Thankfully, none of these situations are fatal, but all three can end up being very expensive if you don’t practice good record-keeping.  If you can’t find the title to your car, you will have to order a new one from PennDot and possibly miss out on a special financing offer.  If you don’t have a list and pictures of household items, your renter’s insurance claim may not be enough to replace the items or be denied altogether.   If you don’t know what’s in your wallet, you’re at a greater risk for identity theft.  So you can see how costly it may be NOT to keep good records.

So what should we keep?  Of course we should keep our financial records, bank statements, tax returns, insurance policies, etc.  As we saw in the above example though, it pays to keep more than financial records.   Here is a breakdown of what we should keep:

- Vital records:  birth and death certificates, social security information, military history

- Financial records:  taxes, bank statements, credit card/loans, credit reports, insurance 

- Legal records:  wills, trusts, marriage/divorce documentation, bankruptcy, criminal history

- Property records:  home and mortgage records, automobile titles and loans, jewelry and
  collectible appraisals

- Personal records:  who to contact in case of emergency, professional service providers,
  medical records

Now that we know what to keep, where should we keep them?  We may keep them:

- “On our person” meaning in a wallet, pocketbook, or purse that we carry with us

- Home filing system

- Fire-proof, water-proof in home safe

- Safe deposit box at a financial institution

The rule of thumb for record keeping is the harder it is to replace (or the greater threat to financial loss or identity theft) the more secure location it should be kept.
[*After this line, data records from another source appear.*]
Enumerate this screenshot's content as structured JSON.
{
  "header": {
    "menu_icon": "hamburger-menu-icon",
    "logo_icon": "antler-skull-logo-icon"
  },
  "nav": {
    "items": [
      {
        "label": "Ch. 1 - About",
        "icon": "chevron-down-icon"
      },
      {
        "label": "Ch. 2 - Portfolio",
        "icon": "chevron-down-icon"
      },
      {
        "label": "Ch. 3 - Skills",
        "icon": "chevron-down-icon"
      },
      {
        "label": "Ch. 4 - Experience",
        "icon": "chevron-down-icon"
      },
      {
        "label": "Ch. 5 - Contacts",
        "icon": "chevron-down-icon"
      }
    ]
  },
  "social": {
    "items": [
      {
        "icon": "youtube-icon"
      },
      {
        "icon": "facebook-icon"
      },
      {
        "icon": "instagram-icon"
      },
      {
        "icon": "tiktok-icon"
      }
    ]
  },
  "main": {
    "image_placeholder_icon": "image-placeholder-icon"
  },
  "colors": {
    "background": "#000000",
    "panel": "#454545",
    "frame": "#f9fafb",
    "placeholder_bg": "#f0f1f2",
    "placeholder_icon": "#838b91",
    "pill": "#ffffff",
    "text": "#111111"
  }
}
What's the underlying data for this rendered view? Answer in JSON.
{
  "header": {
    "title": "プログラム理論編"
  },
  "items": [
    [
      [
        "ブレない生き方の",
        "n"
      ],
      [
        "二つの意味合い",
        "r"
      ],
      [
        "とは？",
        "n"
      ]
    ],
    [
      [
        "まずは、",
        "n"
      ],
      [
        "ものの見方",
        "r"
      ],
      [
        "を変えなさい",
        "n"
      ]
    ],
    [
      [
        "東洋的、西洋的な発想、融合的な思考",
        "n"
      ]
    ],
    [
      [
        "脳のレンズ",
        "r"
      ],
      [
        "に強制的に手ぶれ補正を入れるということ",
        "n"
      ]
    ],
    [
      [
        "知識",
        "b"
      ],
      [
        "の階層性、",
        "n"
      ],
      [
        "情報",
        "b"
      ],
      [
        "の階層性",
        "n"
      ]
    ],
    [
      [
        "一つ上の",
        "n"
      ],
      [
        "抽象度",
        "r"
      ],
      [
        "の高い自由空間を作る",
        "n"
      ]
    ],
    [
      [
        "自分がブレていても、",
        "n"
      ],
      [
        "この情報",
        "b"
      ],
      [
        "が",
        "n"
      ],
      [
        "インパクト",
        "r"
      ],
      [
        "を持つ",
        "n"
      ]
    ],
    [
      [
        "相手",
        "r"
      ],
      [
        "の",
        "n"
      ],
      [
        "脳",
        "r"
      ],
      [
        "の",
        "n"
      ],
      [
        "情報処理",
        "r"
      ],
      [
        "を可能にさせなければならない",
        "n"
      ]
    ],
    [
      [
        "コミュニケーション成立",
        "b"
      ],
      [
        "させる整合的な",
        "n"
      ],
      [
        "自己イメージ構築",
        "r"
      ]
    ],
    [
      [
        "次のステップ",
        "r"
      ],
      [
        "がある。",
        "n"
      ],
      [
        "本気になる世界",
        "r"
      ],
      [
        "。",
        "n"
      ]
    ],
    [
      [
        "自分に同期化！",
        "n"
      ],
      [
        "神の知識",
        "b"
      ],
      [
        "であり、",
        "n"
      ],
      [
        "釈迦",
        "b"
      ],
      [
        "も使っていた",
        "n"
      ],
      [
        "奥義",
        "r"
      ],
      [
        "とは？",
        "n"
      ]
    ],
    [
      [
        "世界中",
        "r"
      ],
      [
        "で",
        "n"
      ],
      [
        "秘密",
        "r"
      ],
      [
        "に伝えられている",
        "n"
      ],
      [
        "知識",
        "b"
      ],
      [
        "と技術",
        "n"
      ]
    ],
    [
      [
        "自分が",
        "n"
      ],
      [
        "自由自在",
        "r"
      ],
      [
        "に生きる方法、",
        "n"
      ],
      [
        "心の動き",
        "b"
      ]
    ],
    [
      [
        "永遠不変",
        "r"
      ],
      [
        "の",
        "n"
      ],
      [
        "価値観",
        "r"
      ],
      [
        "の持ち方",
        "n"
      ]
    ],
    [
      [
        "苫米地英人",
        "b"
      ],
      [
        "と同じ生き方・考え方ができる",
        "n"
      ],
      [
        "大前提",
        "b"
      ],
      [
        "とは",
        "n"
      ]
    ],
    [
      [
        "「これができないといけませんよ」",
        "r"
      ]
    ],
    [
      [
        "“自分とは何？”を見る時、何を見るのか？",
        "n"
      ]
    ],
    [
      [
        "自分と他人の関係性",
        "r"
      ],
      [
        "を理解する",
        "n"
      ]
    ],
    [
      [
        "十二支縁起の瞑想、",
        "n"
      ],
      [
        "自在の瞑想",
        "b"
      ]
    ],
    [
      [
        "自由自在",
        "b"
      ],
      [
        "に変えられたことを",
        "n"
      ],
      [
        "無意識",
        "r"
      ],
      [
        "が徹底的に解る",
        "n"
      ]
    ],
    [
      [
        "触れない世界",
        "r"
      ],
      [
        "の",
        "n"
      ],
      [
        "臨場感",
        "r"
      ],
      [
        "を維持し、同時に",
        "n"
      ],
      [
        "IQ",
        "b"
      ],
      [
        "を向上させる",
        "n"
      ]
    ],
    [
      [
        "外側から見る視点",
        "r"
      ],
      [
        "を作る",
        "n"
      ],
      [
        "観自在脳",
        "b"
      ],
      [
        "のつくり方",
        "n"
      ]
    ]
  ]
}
Still not convinced getting organized is necessary, keep the following in mind.  Record keeping is:

- Non-discriminatory-it doesn’t matter your income, race, sex, religion, etc.  Everybody
   needs to do it.

- Provides protection and proof

- Helps with money management-eliminating the unexpected expenses which may be
  incurred as a result

- Reduces stress - no longer have to worry about not having what you need, when you
  need it.

Click on Home Filing System Organizers to access file labels which can guide you through the record keeping process.